Finally, the flight controllers take over. They had participated, of course, in the mission-planning and mission-technique activities; but now they had to work out each step of the flight and anticipate every emergency situation that might arise. What is the proper action when one fuel cell fails? What if two fail? The answers to thousands of questions like these had to be derived in terms of the specific mission phase. […] Each of these events was documented as a mission rule long before the flight, and mission rules were placed under “configuration control,” as was every other aspect of the Apollo system.
Many of the techniques used during the flight were developed during countless hours of simulations. Simulation is a game of “what-if’s.” What if the computer fails? What if the engine does not ignite? What if . . . ? The game is played over and over again. The flight controllers do not know what situation they will face on the next simulation. By the time of flight, they will have done simulations so often and they will have worked together as a team so long, that they can cope with any situation that arises.
Because the Apollo equipment has worked so well and because there have been so few contingency situations, one could conclude that much of the planning, many of the mission techniques, and much of the training were done in vain. But this is an incorrect conclusion. As a minimum, the state of readiness that evolved from these efforts gave us the courage and the confidence to press on from one mission to the next. Also, there were situations-the computer alarms during the descent of Apollo 11 and the lightning discharge during the launch of Apollo 12-that might have led to an abort if the team had been less well prepared and less ready to cope with the unexpected.
Flight Crew Training
Training for Apollo is not easy. Two highly sophisticated machines are involved, each far more complex than those in Gemini. The astronauts had to become expert in the workings of both spacecraft. They became computer programers and computer operators, space navigators, guidance experts, propulsion engineers, fuel-cell-power managers, environmental-control-system experts-to mention but a few areas of expertise. Of course, they had to learn how to control and fly two spacecraft with vastly different handling qualities under conditions of launch, translunar flight, lunar-orbit flight, lunar landing, lunar launch, rendezvous, docking, transearth flight, and reentry.
The astronauts also needed plans and procedures. Flight plans spelled out each step of the mission. Detailed “time lines” were developed for every function that had to be performed, minute by minute. Crew procedures and checklists were an adjunct to the flight plan. The step-by-step sequence for each spacecraft activity, each maneuver, each propulsive burn was worked out well in advance and was used again and again during practice and simulation.

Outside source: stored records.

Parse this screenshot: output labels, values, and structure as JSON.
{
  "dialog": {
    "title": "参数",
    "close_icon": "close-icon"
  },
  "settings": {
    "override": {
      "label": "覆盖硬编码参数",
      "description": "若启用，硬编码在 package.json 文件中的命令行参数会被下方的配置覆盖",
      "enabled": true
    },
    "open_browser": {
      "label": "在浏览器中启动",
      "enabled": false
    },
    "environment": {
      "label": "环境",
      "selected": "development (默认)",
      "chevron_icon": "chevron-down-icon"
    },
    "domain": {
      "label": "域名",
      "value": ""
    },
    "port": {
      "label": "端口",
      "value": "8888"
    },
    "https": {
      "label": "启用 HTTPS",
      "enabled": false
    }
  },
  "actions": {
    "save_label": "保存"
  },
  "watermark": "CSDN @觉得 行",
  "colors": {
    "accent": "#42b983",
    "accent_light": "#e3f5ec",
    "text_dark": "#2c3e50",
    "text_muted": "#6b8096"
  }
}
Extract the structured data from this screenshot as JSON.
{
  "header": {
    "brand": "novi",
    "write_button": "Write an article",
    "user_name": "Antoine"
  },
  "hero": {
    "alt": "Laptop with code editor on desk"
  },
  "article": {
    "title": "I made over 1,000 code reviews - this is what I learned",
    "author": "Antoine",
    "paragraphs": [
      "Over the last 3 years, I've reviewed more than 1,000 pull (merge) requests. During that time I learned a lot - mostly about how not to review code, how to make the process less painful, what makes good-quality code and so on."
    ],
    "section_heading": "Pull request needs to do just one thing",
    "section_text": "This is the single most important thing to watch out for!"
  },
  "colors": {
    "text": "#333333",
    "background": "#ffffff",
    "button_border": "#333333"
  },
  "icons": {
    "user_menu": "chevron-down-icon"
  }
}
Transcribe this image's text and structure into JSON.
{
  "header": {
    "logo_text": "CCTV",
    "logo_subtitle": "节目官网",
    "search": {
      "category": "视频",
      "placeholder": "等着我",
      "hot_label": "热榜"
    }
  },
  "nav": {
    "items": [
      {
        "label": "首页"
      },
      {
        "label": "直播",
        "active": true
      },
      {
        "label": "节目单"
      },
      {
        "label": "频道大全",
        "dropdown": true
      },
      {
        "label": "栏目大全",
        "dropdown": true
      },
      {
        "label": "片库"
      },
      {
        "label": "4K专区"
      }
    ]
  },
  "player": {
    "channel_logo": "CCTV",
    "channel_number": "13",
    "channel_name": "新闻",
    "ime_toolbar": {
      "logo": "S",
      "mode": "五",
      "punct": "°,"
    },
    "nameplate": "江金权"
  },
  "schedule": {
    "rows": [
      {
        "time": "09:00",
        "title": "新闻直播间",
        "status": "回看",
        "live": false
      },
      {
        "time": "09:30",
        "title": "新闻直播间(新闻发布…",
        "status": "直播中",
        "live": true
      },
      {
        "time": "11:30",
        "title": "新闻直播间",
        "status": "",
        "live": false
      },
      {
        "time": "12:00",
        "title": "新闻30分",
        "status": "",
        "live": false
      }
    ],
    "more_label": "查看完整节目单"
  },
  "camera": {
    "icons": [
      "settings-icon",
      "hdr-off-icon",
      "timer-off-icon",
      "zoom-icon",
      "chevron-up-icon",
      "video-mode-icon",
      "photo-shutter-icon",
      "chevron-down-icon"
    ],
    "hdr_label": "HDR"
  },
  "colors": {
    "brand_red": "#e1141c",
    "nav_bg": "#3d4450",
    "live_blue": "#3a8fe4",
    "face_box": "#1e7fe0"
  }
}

Configuration control was as important in the astronaut training as in every other category. Simulators had to look just like the spacecraft to be useful, and last-minute spacecraft changes had to be incorporated in the simulators as well. Crew procedures that had worked well on one flight could not be changed, through “crew preference, “ for the following flight.
Attention to detail. Painstaking attention to detail, coupled with a dedication to get the job done well, by all people, at all levels, on every element of Apollo led to the success of what must be one of the greatest engineering achievements of all time - man’s first landing on the moon. The reports which follow amplify this observation.
DESIGN PRINCIPLES STRESSING SIMPLICITY
By Kenneth S. Kleinknecht
- Use established technology.
- Stress hardware reliability.
- Comply with safety standards.
- Minimize inflight maintenance and testing for failure isolation, and instead on assistance from the ground.
- Simplify operations.
- Minimize interfaces.
- Make maximum use of experience gained from previous manned-space programs.